> **Requirement**: Some lines in the entries contain the word "this". Copy all of them.

> **Entries from a dataset of interfaces**:
▶
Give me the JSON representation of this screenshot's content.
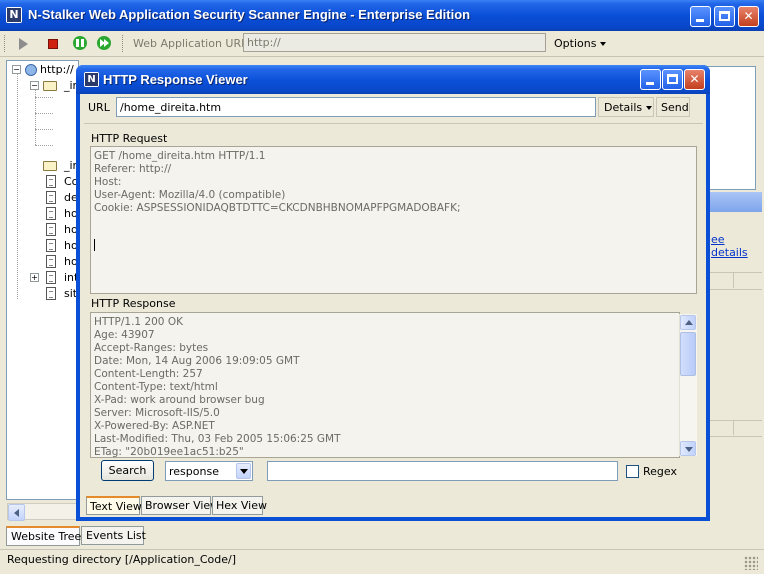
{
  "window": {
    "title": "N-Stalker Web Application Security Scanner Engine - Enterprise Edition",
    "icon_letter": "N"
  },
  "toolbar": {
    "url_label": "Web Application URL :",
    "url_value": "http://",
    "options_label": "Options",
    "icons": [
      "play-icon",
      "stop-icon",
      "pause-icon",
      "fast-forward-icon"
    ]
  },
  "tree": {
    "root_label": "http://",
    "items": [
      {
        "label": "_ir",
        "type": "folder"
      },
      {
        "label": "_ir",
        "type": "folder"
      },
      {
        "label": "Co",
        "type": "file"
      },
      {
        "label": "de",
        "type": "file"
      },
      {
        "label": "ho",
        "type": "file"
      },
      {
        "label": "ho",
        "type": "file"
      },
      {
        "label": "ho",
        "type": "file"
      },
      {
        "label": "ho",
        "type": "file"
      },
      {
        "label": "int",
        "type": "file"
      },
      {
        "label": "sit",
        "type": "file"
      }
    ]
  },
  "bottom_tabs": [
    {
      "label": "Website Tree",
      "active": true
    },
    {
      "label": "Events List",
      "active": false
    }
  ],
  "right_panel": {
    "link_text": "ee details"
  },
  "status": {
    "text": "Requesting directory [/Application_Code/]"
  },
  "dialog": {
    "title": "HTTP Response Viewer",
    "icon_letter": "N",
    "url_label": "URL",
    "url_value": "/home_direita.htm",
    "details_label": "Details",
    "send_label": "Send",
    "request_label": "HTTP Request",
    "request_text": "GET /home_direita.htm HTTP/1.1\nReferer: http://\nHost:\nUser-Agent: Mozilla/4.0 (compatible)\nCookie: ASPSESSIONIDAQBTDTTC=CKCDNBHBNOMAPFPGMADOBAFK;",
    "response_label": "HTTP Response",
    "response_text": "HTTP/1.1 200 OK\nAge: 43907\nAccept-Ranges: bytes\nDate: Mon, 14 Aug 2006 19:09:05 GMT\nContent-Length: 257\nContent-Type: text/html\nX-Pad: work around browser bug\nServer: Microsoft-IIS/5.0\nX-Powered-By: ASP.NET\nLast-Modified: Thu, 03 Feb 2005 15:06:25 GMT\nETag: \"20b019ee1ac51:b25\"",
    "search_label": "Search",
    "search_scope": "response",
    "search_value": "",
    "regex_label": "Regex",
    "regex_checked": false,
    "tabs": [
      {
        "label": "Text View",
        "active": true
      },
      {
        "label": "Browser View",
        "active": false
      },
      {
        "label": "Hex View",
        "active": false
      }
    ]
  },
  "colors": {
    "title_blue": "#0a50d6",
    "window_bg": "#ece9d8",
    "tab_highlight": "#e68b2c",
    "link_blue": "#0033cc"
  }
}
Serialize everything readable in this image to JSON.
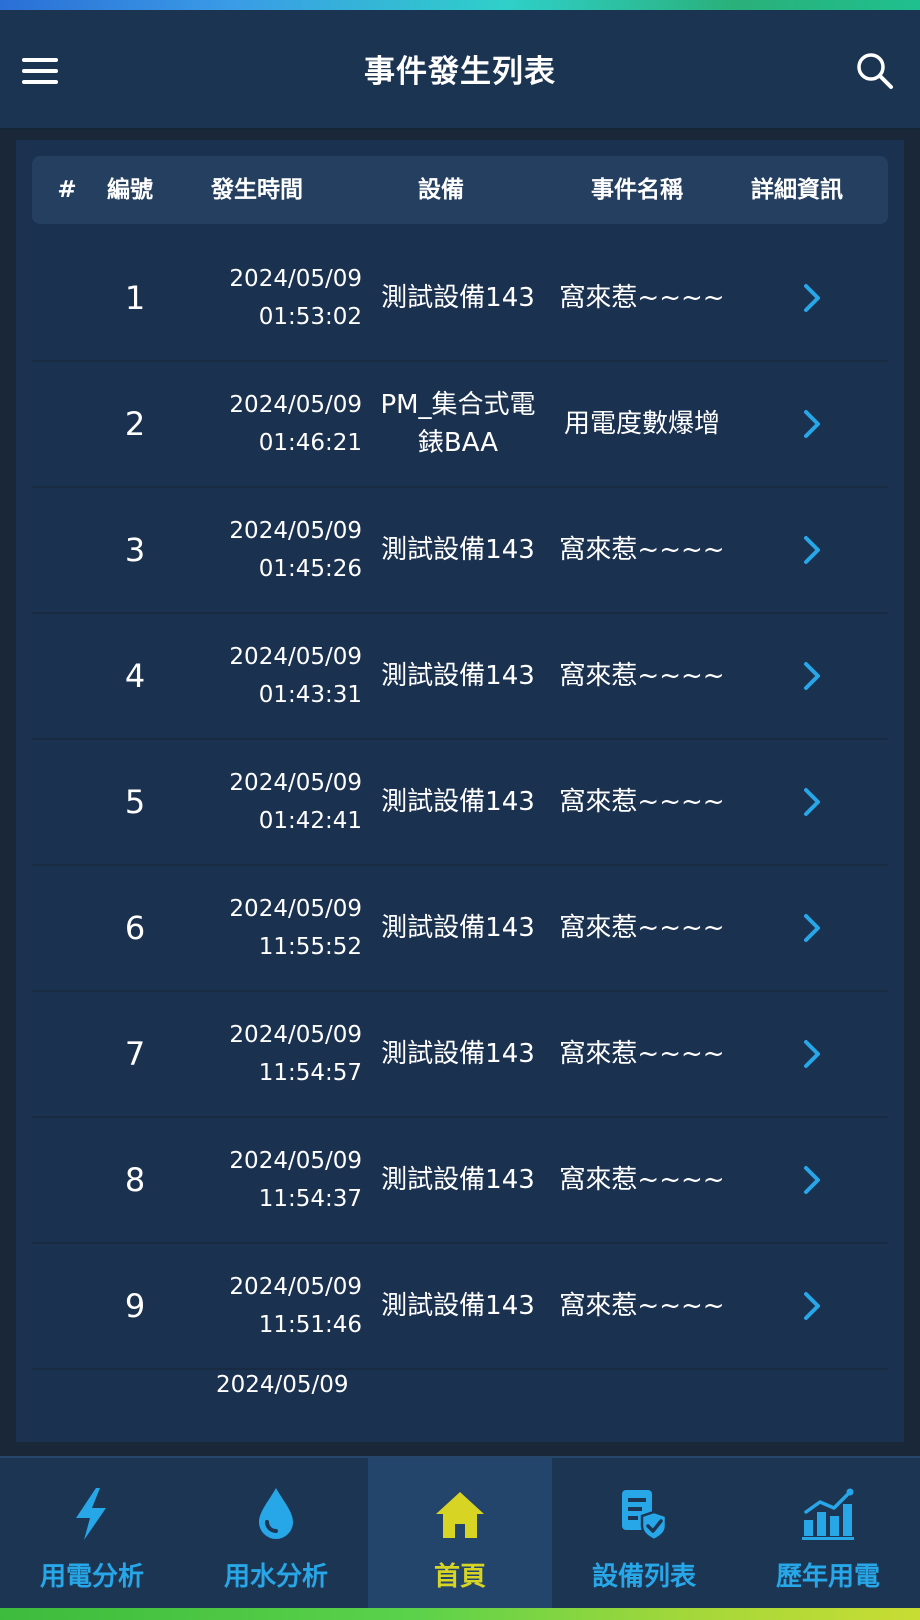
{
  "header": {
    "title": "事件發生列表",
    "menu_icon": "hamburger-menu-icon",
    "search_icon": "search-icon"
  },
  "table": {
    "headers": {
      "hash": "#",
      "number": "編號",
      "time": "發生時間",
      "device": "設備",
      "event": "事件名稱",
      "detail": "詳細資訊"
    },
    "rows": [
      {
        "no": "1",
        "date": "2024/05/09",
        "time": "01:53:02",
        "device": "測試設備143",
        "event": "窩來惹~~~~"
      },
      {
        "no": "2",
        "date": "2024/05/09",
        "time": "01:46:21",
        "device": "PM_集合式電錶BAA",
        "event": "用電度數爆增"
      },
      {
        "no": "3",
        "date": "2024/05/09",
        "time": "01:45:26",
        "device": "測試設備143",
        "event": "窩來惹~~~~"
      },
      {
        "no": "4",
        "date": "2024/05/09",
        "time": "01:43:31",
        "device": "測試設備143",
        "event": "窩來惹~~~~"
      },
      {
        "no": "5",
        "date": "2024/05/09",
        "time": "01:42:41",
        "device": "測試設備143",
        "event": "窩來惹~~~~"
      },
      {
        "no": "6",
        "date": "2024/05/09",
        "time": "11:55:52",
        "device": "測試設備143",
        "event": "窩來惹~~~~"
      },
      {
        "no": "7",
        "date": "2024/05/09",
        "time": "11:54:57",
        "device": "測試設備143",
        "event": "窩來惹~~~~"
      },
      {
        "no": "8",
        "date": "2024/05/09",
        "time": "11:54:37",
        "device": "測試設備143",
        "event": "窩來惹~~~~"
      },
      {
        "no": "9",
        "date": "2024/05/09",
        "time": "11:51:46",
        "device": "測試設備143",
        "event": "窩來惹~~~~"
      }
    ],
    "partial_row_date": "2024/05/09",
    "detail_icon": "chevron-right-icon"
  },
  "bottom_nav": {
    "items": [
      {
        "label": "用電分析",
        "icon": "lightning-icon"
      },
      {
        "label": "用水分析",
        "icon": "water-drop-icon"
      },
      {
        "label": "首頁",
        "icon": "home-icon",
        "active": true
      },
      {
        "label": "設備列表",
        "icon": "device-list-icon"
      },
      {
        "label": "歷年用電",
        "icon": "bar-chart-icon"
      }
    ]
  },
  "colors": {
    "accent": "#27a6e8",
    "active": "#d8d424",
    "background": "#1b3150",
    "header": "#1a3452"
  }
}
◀
> **Written solution**:
Give me the JSON representation of this screenshot's content.
Serialize everything readable in this image to JSON.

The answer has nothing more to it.